┌────────
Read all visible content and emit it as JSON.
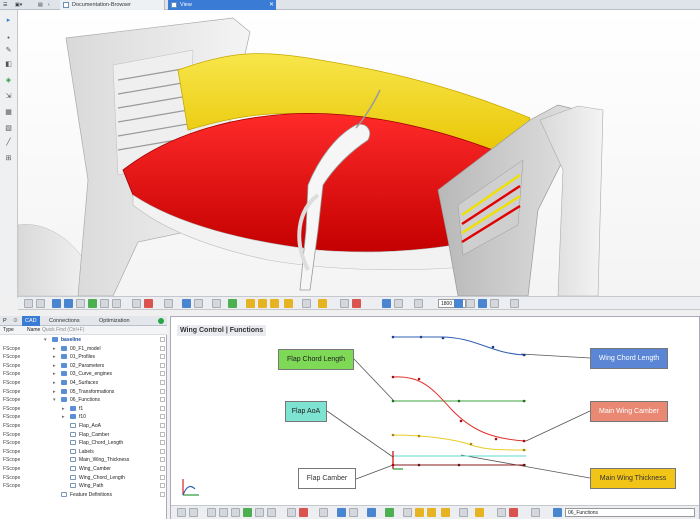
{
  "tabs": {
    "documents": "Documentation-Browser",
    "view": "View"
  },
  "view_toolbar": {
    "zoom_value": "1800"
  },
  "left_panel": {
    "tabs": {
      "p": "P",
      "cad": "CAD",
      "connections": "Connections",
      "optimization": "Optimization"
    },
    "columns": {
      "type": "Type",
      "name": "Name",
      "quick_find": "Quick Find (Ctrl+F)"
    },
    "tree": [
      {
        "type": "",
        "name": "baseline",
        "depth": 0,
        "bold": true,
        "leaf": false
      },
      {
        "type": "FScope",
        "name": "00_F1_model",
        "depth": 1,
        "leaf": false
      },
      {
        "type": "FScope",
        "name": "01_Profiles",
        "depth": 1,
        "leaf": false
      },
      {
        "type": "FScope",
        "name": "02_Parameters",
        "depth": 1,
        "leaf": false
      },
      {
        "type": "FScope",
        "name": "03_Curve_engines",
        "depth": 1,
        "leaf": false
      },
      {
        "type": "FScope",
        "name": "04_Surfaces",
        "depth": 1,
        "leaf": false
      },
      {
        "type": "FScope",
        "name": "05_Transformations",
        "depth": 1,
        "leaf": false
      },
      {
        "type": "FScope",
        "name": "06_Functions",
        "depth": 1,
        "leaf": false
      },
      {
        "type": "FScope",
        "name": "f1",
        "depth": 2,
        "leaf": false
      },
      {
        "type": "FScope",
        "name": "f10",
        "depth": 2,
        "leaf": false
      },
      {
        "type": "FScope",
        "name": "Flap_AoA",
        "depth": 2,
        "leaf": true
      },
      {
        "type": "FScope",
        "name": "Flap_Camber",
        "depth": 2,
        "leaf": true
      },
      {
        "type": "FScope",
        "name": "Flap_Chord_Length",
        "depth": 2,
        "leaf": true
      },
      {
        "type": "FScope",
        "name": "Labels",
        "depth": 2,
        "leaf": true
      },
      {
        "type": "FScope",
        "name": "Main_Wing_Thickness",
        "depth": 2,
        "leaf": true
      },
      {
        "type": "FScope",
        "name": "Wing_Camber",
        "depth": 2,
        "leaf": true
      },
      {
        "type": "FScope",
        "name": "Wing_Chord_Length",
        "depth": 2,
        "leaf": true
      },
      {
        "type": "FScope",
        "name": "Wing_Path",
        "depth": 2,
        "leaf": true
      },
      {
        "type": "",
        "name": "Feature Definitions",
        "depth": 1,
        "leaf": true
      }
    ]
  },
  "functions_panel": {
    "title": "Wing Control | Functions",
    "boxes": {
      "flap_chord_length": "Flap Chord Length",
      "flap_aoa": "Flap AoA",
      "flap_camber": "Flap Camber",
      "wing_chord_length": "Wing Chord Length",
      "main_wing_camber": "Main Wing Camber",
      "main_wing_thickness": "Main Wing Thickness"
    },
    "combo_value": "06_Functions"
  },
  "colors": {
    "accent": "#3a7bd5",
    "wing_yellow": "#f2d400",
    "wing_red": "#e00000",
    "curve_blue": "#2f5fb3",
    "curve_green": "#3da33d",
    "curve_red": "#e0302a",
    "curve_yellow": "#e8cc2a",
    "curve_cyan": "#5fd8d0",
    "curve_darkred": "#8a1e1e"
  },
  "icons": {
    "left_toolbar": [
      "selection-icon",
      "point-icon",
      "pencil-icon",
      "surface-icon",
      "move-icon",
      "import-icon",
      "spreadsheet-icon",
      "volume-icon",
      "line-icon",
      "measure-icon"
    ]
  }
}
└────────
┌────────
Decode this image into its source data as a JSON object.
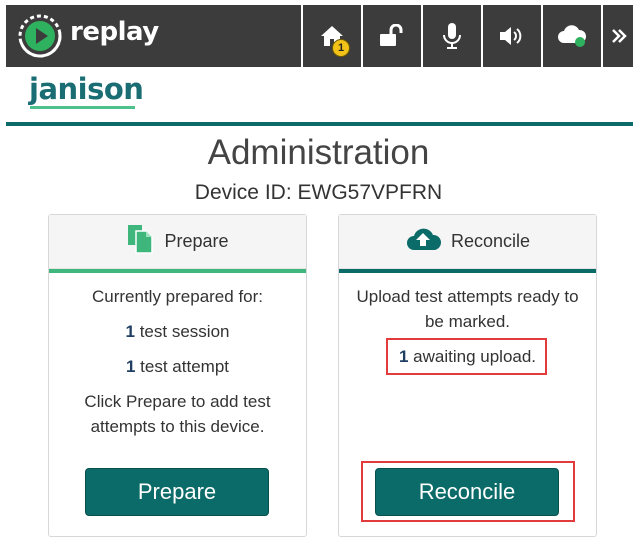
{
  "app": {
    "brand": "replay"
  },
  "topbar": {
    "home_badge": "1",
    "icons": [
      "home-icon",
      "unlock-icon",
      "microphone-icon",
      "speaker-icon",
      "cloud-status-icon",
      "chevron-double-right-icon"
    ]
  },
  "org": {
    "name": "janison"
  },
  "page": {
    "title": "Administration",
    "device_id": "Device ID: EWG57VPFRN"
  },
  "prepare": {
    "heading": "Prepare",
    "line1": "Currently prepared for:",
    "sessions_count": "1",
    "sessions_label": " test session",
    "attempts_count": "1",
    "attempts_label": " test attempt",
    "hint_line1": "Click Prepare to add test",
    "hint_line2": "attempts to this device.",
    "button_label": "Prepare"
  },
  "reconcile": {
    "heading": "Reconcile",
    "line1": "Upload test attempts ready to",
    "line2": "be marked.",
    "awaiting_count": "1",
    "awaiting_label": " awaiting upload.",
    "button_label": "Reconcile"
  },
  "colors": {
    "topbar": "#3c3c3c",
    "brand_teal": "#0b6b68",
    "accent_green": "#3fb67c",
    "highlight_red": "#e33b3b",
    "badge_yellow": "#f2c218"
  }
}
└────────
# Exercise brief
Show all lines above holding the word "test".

# Answer section
    "sessions_label": " test session",
    "attempts_label": " test attempt",
    "hint_line1": "Click Prepare to add test",
    "line1": "Upload test attempts ready to",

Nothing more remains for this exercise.